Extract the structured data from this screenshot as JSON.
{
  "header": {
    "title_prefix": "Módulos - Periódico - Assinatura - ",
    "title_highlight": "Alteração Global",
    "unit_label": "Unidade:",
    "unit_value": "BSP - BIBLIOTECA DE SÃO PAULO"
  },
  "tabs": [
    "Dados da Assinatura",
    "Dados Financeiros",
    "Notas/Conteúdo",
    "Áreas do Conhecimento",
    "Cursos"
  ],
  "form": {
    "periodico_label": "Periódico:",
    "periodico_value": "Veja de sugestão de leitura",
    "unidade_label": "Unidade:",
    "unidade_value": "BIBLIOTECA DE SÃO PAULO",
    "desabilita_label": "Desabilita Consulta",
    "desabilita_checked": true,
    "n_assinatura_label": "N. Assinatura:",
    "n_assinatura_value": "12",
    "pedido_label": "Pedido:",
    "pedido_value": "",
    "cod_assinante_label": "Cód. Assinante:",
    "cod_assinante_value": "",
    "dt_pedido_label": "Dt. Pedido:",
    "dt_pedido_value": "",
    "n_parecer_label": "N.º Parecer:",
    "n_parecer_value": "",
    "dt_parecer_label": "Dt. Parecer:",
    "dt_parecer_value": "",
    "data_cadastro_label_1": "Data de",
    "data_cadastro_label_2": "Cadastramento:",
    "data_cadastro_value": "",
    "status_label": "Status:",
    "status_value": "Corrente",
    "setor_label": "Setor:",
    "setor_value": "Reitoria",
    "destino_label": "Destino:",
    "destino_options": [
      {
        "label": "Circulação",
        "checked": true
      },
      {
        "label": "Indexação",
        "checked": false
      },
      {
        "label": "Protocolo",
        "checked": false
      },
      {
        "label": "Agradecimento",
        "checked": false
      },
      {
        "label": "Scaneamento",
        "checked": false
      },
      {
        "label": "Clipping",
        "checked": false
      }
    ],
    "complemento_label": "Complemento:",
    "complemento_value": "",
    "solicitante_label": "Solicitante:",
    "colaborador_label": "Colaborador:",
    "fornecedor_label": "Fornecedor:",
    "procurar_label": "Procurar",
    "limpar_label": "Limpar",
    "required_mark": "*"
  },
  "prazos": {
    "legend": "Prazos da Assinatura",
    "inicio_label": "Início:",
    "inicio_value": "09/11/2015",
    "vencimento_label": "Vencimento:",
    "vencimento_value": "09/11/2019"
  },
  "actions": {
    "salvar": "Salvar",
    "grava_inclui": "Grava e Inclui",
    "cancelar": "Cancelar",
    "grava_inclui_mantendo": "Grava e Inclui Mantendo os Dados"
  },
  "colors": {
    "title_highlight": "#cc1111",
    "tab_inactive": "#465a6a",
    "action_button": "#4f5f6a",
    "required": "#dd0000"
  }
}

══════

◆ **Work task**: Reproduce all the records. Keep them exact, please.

◆ **Output for this exercise**:
Extract the structured data from this screenshot as JSON.
{
  "header": {
    "title_prefix": "Módulos - Periódico - Assinatura - ",
    "title_highlight": "Alteração Global",
    "unit_label": "Unidade:",
    "unit_value": "BSP - BIBLIOTECA DE SÃO PAULO"
  },
  "tabs": [
    "Dados da Assinatura",
    "Dados Financeiros",
    "Notas/Conteúdo",
    "Áreas do Conhecimento",
    "Cursos"
  ],
  "form": {
    "periodico_label": "Periódico:",
    "periodico_value": "Veja de sugestão de leitura",
    "unidade_label": "Unidade:",
    "unidade_value": "BIBLIOTECA DE SÃO PAULO",
    "desabilita_label": "Desabilita Consulta",
    "desabilita_checked": true,
    "n_assinatura_label": "N. Assinatura:",
    "n_assinatura_value": "12",
    "pedido_label": "Pedido:",
    "pedido_value": "",
    "cod_assinante_label": "Cód. Assinante:",
    "cod_assinante_value": "",
    "dt_pedido_label": "Dt. Pedido:",
    "dt_pedido_value": "",
    "n_parecer_label": "N.º Parecer:",
    "n_parecer_value": "",
    "dt_parecer_label": "Dt. Parecer:",
    "dt_parecer_value": "",
    "data_cadastro_label_1": "Data de",
    "data_cadastro_label_2": "Cadastramento:",
    "data_cadastro_value": "",
    "status_label": "Status:",
    "status_value": "Corrente",
    "setor_label": "Setor:",
    "setor_value": "Reitoria",
    "destino_label": "Destino:",
    "destino_options": [
      {
        "label": "Circulação",
        "checked": true
      },
      {
        "label": "Indexação",
        "checked": false
      },
      {
        "label": "Protocolo",
        "checked": false
      },
      {
        "label": "Agradecimento",
        "checked": false
      },
      {
        "label": "Scaneamento",
        "checked": false
      },
      {
        "label": "Clipping",
        "checked": false
      }
    ],
    "complemento_label": "Complemento:",
    "complemento_value": "",
    "solicitante_label": "Solicitante:",
    "colaborador_label": "Colaborador:",
    "fornecedor_label": "Fornecedor:",
    "procurar_label": "Procurar",
    "limpar_label": "Limpar",
    "required_mark": "*"
  },
  "prazos": {
    "legend": "Prazos da Assinatura",
    "inicio_label": "Início:",
    "inicio_value": "09/11/2015",
    "vencimento_label": "Vencimento:",
    "vencimento_value": "09/11/2019"
  },
  "actions": {
    "salvar": "Salvar",
    "grava_inclui": "Grava e Inclui",
    "cancelar": "Cancelar",
    "grava_inclui_mantendo": "Grava e Inclui Mantendo os Dados"
  },
  "colors": {
    "title_highlight": "#cc1111",
    "tab_inactive": "#465a6a",
    "action_button": "#4f5f6a",
    "required": "#dd0000"
  }
}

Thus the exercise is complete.